**Task prompt**: Please copy exactly every line from the one that contains "Enumerate this screenshot's" to the end of the data below, with both ends included and no other lines.

--- Supplied records Enclosed Below ---

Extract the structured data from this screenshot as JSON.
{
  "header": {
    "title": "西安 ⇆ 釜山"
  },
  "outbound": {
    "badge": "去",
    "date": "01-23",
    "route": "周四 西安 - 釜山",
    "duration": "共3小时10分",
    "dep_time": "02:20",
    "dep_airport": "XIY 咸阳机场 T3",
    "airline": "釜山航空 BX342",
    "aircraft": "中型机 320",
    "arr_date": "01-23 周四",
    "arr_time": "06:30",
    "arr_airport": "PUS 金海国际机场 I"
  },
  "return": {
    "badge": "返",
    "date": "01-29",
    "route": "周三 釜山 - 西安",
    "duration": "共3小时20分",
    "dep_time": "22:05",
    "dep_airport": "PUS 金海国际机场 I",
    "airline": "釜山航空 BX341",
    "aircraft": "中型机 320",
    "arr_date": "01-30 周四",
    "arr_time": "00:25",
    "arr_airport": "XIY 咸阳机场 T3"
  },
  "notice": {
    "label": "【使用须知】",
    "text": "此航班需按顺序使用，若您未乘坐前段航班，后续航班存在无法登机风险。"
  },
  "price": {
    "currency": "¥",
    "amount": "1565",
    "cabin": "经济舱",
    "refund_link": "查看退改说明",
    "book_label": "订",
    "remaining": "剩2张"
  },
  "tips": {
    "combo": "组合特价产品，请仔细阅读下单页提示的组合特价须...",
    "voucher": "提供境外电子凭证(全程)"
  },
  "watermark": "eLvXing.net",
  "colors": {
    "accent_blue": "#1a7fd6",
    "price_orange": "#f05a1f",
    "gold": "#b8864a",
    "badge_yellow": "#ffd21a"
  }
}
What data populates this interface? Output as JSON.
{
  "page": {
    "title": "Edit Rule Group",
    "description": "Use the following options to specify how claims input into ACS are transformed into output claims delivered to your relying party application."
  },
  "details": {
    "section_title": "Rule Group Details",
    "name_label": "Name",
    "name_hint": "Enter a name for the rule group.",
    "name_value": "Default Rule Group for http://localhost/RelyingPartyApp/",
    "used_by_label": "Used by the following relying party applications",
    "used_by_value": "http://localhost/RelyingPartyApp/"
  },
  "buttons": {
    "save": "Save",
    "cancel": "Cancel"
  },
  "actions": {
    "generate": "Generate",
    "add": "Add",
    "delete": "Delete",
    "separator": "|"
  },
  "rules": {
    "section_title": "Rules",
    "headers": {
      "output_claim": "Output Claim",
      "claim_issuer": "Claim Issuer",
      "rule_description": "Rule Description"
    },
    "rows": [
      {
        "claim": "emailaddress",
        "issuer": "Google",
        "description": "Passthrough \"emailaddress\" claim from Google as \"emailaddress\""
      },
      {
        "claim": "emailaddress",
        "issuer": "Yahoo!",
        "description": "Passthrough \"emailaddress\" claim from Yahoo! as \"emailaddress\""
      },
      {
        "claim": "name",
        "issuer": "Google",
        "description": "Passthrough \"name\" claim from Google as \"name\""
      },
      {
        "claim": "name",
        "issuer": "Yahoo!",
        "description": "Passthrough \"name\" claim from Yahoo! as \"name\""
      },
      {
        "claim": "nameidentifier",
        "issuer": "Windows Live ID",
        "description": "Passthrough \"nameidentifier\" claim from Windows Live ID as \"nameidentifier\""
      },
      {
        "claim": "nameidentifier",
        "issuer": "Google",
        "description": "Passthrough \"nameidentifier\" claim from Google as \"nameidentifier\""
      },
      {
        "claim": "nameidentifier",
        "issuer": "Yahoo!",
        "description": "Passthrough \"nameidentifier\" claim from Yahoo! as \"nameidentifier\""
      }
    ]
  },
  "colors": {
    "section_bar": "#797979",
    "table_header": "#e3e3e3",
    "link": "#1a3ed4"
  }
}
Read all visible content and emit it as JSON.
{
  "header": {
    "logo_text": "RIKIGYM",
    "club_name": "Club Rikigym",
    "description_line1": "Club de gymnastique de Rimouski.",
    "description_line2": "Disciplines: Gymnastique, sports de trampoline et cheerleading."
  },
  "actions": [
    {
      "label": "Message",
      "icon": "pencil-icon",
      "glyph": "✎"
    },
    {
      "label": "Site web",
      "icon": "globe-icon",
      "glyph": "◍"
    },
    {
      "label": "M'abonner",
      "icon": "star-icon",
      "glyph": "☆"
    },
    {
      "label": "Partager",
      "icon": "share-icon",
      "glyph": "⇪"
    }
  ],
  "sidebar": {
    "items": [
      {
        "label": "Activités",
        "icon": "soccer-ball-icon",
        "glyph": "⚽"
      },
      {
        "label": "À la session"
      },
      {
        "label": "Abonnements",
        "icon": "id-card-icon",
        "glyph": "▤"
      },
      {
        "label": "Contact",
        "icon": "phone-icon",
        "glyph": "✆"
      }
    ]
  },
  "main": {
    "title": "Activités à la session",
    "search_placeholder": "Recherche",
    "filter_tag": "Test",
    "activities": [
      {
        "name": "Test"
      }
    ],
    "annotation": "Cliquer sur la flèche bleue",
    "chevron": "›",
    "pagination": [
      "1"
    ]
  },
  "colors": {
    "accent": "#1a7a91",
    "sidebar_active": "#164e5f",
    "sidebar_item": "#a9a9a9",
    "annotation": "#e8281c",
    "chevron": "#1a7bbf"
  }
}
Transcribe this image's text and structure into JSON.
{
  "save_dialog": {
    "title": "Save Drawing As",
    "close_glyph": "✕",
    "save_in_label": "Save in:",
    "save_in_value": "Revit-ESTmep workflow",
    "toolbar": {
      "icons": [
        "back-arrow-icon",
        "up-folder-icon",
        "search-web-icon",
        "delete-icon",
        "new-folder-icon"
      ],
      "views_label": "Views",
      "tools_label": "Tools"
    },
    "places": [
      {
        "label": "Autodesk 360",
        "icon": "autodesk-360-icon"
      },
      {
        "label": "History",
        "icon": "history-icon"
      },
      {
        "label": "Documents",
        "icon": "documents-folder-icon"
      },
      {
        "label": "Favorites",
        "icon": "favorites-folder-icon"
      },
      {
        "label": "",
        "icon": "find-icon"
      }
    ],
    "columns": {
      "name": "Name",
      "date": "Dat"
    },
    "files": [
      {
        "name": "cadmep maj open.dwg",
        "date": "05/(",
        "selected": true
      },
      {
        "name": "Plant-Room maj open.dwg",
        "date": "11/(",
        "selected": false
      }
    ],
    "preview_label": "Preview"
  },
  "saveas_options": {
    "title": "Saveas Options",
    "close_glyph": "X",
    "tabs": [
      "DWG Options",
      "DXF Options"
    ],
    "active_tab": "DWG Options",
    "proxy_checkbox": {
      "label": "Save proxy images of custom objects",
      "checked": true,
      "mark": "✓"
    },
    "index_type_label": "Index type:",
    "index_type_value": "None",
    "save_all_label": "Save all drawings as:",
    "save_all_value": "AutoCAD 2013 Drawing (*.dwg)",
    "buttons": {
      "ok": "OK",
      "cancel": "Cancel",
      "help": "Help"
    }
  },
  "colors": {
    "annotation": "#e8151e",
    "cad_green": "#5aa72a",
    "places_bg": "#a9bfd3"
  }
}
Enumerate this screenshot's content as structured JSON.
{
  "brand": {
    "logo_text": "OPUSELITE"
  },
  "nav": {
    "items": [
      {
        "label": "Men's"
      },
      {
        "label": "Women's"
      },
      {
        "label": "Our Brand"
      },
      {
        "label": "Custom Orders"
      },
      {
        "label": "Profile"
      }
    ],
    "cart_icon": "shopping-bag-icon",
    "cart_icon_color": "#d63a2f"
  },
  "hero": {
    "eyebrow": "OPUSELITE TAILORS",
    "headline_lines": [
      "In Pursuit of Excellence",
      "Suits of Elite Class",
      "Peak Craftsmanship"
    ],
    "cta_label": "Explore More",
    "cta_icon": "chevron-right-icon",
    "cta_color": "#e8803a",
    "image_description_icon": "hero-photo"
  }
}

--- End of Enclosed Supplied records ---

**Exercise output**:
Enumerate this screenshot's content as structured JSON.
{
  "brand": {
    "logo_text": "OPUSELITE"
  },
  "nav": {
    "items": [
      {
        "label": "Men's"
      },
      {
        "label": "Women's"
      },
      {
        "label": "Our Brand"
      },
      {
        "label": "Custom Orders"
      },
      {
        "label": "Profile"
      }
    ],
    "cart_icon": "shopping-bag-icon",
    "cart_icon_color": "#d63a2f"
  },
  "hero": {
    "eyebrow": "OPUSELITE TAILORS",
    "headline_lines": [
      "In Pursuit of Excellence",
      "Suits of Elite Class",
      "Peak Craftsmanship"
    ],
    "cta_label": "Explore More",
    "cta_icon": "chevron-right-icon",
    "cta_color": "#e8803a",
    "image_description_icon": "hero-photo"
  }
}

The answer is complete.